- [Exercise]: Restate all the data word for word, leaving nothing out.

- [Stored data]:
Start of Block

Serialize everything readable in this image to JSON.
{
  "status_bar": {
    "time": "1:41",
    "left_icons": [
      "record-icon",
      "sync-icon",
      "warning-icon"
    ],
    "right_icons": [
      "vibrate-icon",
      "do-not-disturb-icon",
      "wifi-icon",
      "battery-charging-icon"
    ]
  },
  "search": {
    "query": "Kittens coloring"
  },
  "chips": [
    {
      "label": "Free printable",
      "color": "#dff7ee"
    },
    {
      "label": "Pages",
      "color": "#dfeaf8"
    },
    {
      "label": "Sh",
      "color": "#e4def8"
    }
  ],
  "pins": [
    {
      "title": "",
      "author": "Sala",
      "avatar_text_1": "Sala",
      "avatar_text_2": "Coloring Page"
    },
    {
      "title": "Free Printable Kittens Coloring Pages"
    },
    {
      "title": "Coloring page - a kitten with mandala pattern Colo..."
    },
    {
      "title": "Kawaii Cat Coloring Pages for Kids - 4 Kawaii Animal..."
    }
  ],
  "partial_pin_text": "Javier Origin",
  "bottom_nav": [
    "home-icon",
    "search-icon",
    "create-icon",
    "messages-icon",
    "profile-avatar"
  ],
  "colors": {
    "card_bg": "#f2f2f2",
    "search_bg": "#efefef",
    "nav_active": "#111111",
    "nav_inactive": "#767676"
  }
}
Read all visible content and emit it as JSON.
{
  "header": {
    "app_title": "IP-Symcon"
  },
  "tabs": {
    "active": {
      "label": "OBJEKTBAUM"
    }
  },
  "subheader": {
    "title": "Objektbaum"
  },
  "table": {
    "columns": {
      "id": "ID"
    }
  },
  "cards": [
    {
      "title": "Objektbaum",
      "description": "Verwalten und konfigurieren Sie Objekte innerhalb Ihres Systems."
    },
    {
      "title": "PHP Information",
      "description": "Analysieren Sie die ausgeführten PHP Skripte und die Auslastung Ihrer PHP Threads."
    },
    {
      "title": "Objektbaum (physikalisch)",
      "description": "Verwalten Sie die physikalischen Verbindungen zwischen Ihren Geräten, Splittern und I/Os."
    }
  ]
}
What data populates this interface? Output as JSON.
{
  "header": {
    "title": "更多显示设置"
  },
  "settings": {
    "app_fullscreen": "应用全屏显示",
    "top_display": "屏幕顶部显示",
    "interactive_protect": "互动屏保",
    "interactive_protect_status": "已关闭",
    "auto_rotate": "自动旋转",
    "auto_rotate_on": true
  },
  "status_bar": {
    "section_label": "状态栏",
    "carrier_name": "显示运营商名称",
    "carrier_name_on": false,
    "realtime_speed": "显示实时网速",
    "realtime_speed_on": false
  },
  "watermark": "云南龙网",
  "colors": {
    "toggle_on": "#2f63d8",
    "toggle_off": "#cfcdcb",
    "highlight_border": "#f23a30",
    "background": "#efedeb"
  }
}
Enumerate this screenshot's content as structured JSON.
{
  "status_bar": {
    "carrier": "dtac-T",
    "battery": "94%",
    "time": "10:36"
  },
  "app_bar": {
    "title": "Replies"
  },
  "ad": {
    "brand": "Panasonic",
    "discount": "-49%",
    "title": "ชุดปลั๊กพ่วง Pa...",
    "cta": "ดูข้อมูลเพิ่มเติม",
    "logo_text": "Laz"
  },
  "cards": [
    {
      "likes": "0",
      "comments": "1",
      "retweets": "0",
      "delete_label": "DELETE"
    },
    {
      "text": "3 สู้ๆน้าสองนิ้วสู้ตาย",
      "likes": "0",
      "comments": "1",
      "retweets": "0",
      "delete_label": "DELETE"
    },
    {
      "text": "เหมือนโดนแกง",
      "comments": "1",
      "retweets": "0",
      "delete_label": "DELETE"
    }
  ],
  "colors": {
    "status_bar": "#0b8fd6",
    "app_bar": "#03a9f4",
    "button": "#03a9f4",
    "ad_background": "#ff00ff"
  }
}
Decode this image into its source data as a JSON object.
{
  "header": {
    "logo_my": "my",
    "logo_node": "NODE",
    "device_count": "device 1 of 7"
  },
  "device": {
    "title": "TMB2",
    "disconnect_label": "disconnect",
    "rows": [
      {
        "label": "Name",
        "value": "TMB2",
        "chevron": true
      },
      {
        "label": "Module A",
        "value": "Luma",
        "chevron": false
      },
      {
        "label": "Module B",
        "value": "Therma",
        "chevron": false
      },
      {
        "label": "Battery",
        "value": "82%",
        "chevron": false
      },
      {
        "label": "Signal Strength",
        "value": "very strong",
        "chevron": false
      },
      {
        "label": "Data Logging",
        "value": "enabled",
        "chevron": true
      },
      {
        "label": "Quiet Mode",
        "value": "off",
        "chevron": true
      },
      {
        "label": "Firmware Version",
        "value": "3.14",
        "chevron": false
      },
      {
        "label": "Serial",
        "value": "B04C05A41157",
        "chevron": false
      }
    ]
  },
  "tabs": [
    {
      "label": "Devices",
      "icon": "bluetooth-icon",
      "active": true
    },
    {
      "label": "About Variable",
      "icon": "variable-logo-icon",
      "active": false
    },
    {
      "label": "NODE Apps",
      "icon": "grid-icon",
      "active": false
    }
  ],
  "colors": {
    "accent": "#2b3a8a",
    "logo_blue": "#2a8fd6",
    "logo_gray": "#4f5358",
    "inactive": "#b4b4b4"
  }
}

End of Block

- [Task solution]:
Serialize everything readable in this image to JSON.
{
  "status_bar": {
    "time": "1:41",
    "left_icons": [
      "record-icon",
      "sync-icon",
      "warning-icon"
    ],
    "right_icons": [
      "vibrate-icon",
      "do-not-disturb-icon",
      "wifi-icon",
      "battery-charging-icon"
    ]
  },
  "search": {
    "query": "Kittens coloring"
  },
  "chips": [
    {
      "label": "Free printable",
      "color": "#dff7ee"
    },
    {
      "label": "Pages",
      "color": "#dfeaf8"
    },
    {
      "label": "Sh",
      "color": "#e4def8"
    }
  ],
  "pins": [
    {
      "title": "",
      "author": "Sala",
      "avatar_text_1": "Sala",
      "avatar_text_2": "Coloring Page"
    },
    {
      "title": "Free Printable Kittens Coloring Pages"
    },
    {
      "title": "Coloring page - a kitten with mandala pattern Colo..."
    },
    {
      "title": "Kawaii Cat Coloring Pages for Kids - 4 Kawaii Animal..."
    }
  ],
  "partial_pin_text": "Javier Origin",
  "bottom_nav": [
    "home-icon",
    "search-icon",
    "create-icon",
    "messages-icon",
    "profile-avatar"
  ],
  "colors": {
    "card_bg": "#f2f2f2",
    "search_bg": "#efefef",
    "nav_active": "#111111",
    "nav_inactive": "#767676"
  }
}
Read all visible content and emit it as JSON.
{
  "header": {
    "app_title": "IP-Symcon"
  },
  "tabs": {
    "active": {
      "label": "OBJEKTBAUM"
    }
  },
  "subheader": {
    "title": "Objektbaum"
  },
  "table": {
    "columns": {
      "id": "ID"
    }
  },
  "cards": [
    {
      "title": "Objektbaum",
      "description": "Verwalten und konfigurieren Sie Objekte innerhalb Ihres Systems."
    },
    {
      "title": "PHP Information",
      "description": "Analysieren Sie die ausgeführten PHP Skripte und die Auslastung Ihrer PHP Threads."
    },
    {
      "title": "Objektbaum (physikalisch)",
      "description": "Verwalten Sie die physikalischen Verbindungen zwischen Ihren Geräten, Splittern und I/Os."
    }
  ]
}
What data populates this interface? Output as JSON.
{
  "header": {
    "title": "更多显示设置"
  },
  "settings": {
    "app_fullscreen": "应用全屏显示",
    "top_display": "屏幕顶部显示",
    "interactive_protect": "互动屏保",
    "interactive_protect_status": "已关闭",
    "auto_rotate": "自动旋转",
    "auto_rotate_on": true
  },
  "status_bar": {
    "section_label": "状态栏",
    "carrier_name": "显示运营商名称",
    "carrier_name_on": false,
    "realtime_speed": "显示实时网速",
    "realtime_speed_on": false
  },
  "watermark": "云南龙网",
  "colors": {
    "toggle_on": "#2f63d8",
    "toggle_off": "#cfcdcb",
    "highlight_border": "#f23a30",
    "background": "#efedeb"
  }
}
Enumerate this screenshot's content as structured JSON.
{
  "status_bar": {
    "carrier": "dtac-T",
    "battery": "94%",
    "time": "10:36"
  },
  "app_bar": {
    "title": "Replies"
  },
  "ad": {
    "brand": "Panasonic",
    "discount": "-49%",
    "title": "ชุดปลั๊กพ่วง Pa...",
    "cta": "ดูข้อมูลเพิ่มเติม",
    "logo_text": "Laz"
  },
  "cards": [
    {
      "likes": "0",
      "comments": "1",
      "retweets": "0",
      "delete_label": "DELETE"
    },
    {
      "text": "3 สู้ๆน้าสองนิ้วสู้ตาย",
      "likes": "0",
      "comments": "1",
      "retweets": "0",
      "delete_label": "DELETE"
    },
    {
      "text": "เหมือนโดนแกง",
      "comments": "1",
      "retweets": "0",
      "delete_label": "DELETE"
    }
  ],
  "colors": {
    "status_bar": "#0b8fd6",
    "app_bar": "#03a9f4",
    "button": "#03a9f4",
    "ad_background": "#ff00ff"
  }
}
Decode this image into its source data as a JSON object.
{
  "header": {
    "logo_my": "my",
    "logo_node": "NODE",
    "device_count": "device 1 of 7"
  },
  "device": {
    "title": "TMB2",
    "disconnect_label": "disconnect",
    "rows": [
      {
        "label": "Name",
        "value": "TMB2",
        "chevron": true
      },
      {
        "label": "Module A",
        "value": "Luma",
        "chevron": false
      },
      {
        "label": "Module B",
        "value": "Therma",
        "chevron": false
      },
      {
        "label": "Battery",
        "value": "82%",
        "chevron": false
      },
      {
        "label": "Signal Strength",
        "value": "very strong",
        "chevron": false
      },
      {
        "label": "Data Logging",
        "value": "enabled",
        "chevron": true
      },
      {
        "label": "Quiet Mode",
        "value": "off",
        "chevron": true
      },
      {
        "label": "Firmware Version",
        "value": "3.14",
        "chevron": false
      },
      {
        "label": "Serial",
        "value": "B04C05A41157",
        "chevron": false
      }
    ]
  },
  "tabs": [
    {
      "label": "Devices",
      "icon": "bluetooth-icon",
      "active": true
    },
    {
      "label": "About Variable",
      "icon": "variable-logo-icon",
      "active": false
    },
    {
      "label": "NODE Apps",
      "icon": "grid-icon",
      "active": false
    }
  ],
  "colors": {
    "accent": "#2b3a8a",
    "logo_blue": "#2a8fd6",
    "logo_gray": "#4f5358",
    "inactive": "#b4b4b4"
  }
}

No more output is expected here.